The Possibility of Perpetual Discontent: Rousseau’s “Inequality”

Can a man living in society be content? In the essay, Discourse on the Origin of Inequality, author Jean-Jacques Rousseau addresses this very question. Man first originated in the state of nature, where he was alone and only dependent on himself. Over time, natural man started to deviate from the system and evolve into a … Read moreThe Possibility of Perpetual Discontent: Rousseau’s “Inequality”

Classical Views of Liberalism

Classical liberalism, as expressed by Locke, contains the notions of both intellectual or physical liberty (i.e., the natural rights and freedoms of man with respect to society) and economic liberty (i.e., the right to own and transmit property). With respect to the development of property rights, Locke argued from the standpoint of both Christian theology … Read moreClassical Views of Liberalism

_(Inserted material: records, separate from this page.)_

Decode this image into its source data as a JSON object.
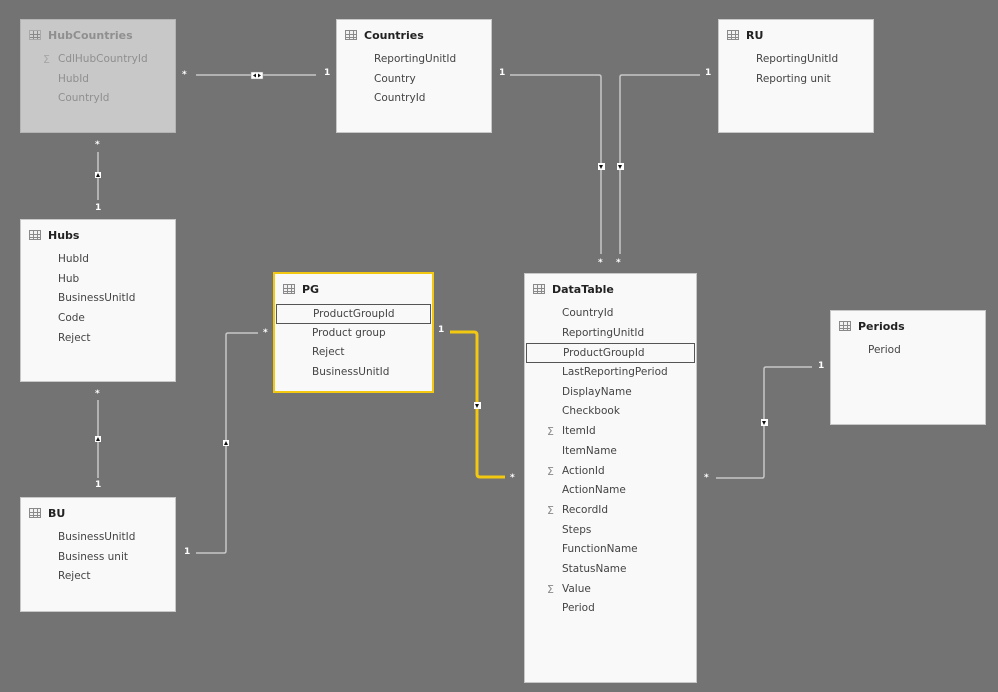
{
  "tables": {
    "hubcountries": {
      "name": "HubCountries",
      "state": "dimmed",
      "fields": [
        {
          "label": "CdlHubCountryId",
          "sigma": true
        },
        {
          "label": "HubId",
          "sigma": false
        },
        {
          "label": "CountryId",
          "sigma": false
        }
      ]
    },
    "countries": {
      "name": "Countries",
      "fields": [
        {
          "label": "ReportingUnitId",
          "sigma": false
        },
        {
          "label": "Country",
          "sigma": false
        },
        {
          "label": "CountryId",
          "sigma": false
        }
      ]
    },
    "ru": {
      "name": "RU",
      "fields": [
        {
          "label": "ReportingUnitId",
          "sigma": false
        },
        {
          "label": "Reporting unit",
          "sigma": false
        }
      ]
    },
    "hubs": {
      "name": "Hubs",
      "fields": [
        {
          "label": "HubId"
        },
        {
          "label": "Hub"
        },
        {
          "label": "BusinessUnitId"
        },
        {
          "label": "Code"
        },
        {
          "label": "Reject"
        }
      ]
    },
    "pg": {
      "name": "PG",
      "state": "selected",
      "fields": [
        {
          "label": "ProductGroupId",
          "highlighted": true
        },
        {
          "label": "Product group"
        },
        {
          "label": "Reject"
        },
        {
          "label": "BusinessUnitId"
        }
      ]
    },
    "datatable": {
      "name": "DataTable",
      "fields": [
        {
          "label": "CountryId"
        },
        {
          "label": "ReportingUnitId"
        },
        {
          "label": "ProductGroupId",
          "highlighted": true
        },
        {
          "label": "LastReportingPeriod"
        },
        {
          "label": "DisplayName"
        },
        {
          "label": "Checkbook"
        },
        {
          "label": "ItemId",
          "sigma": true
        },
        {
          "label": "ItemName"
        },
        {
          "label": "ActionId",
          "sigma": true
        },
        {
          "label": "ActionName"
        },
        {
          "label": "RecordId",
          "sigma": true
        },
        {
          "label": "Steps"
        },
        {
          "label": "FunctionName"
        },
        {
          "label": "StatusName"
        },
        {
          "label": "Value",
          "sigma": true
        },
        {
          "label": "Period"
        }
      ]
    },
    "periods": {
      "name": "Periods",
      "fields": [
        {
          "label": "Period"
        }
      ]
    },
    "bu": {
      "name": "BU",
      "fields": [
        {
          "label": "BusinessUnitId"
        },
        {
          "label": "Business unit"
        },
        {
          "label": "Reject"
        }
      ]
    }
  },
  "relationships": [
    {
      "from": "HubCountries",
      "to": "Countries",
      "from_card": "*",
      "to_card": "1",
      "direction": "both"
    },
    {
      "from": "HubCountries",
      "to": "Hubs",
      "from_card": "*",
      "to_card": "1",
      "direction": "single"
    },
    {
      "from": "Hubs",
      "to": "BU",
      "from_card": "*",
      "to_card": "1",
      "direction": "single"
    },
    {
      "from": "PG",
      "to": "BU",
      "from_card": "*",
      "to_card": "1",
      "direction": "single"
    },
    {
      "from": "PG",
      "to": "DataTable",
      "from_card": "1",
      "to_card": "*",
      "direction": "single",
      "highlighted": true
    },
    {
      "from": "Countries",
      "to": "DataTable",
      "from_card": "1",
      "to_card": "*",
      "direction": "single"
    },
    {
      "from": "RU",
      "to": "DataTable",
      "from_card": "1",
      "to_card": "*",
      "direction": "single"
    },
    {
      "from": "Periods",
      "to": "DataTable",
      "from_card": "1",
      "to_card": "*",
      "direction": "single"
    }
  ],
  "labels": {
    "one": "1",
    "many": "*",
    "sigma": "Σ"
  },
  "colors": {
    "canvas": "#737373",
    "line": "#c8c8c8",
    "highlight": "#f2c811"
  }
}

The Divergent Opinions of Smith and Rousseau: Natural Sociability and Criticisms of the Division of Labor

Although Adam Smith is considered a great defender of commercial society and Jean-Jacques Rousseau one of its prominent critics, both thinkers share certain criticisms of the division of labor. The two acknowledge that splitting tasks among people leads to the creation of social distinction and to the futile pursuit of happiness in luxury. For Rousseau, … Read moreThe Divergent Opinions of Smith and Rousseau: Natural Sociability and Criticisms of the Division of Labor

Love in the Passions

There exists a debate between Rousseau, Plato and the philosophers of the Encyclopedia over the experience of the passions. While Plato and the philosophers choose to philosophically debate over the reasons behind love and sexuality, Rousseau, who insists that “imagination wreaks so much havoc,” unfastens philosophy from the passions and argues that they are independent … Read moreLove in the Passions

The Purpose of Language

Jean-Jacques Rousseau and his predecessor, Thomas Hobbes, both encounter the issue of language while constructing a concept of the state of nature and the origin of human society, a favorite mental exercise of seventeenth and eighteenth century philosophers such as themselves. The two agree that language elevates – or, perhaps more appropriately in regards to … Read moreThe Purpose of Language

Self-Interest and Social Stratification: A Modern Reading of Rousseau on Labor

Philosopher John Locke claims that all of mankind has a right to life, liberty, and the pursuit of property, and while many accept this claim as fact and truth, there are those who contest whether this idea is right and proper in regards to the laws of nature. In A Discourse on the Origin of … Read moreSelf-Interest and Social Stratification: A Modern Reading of Rousseau on Labor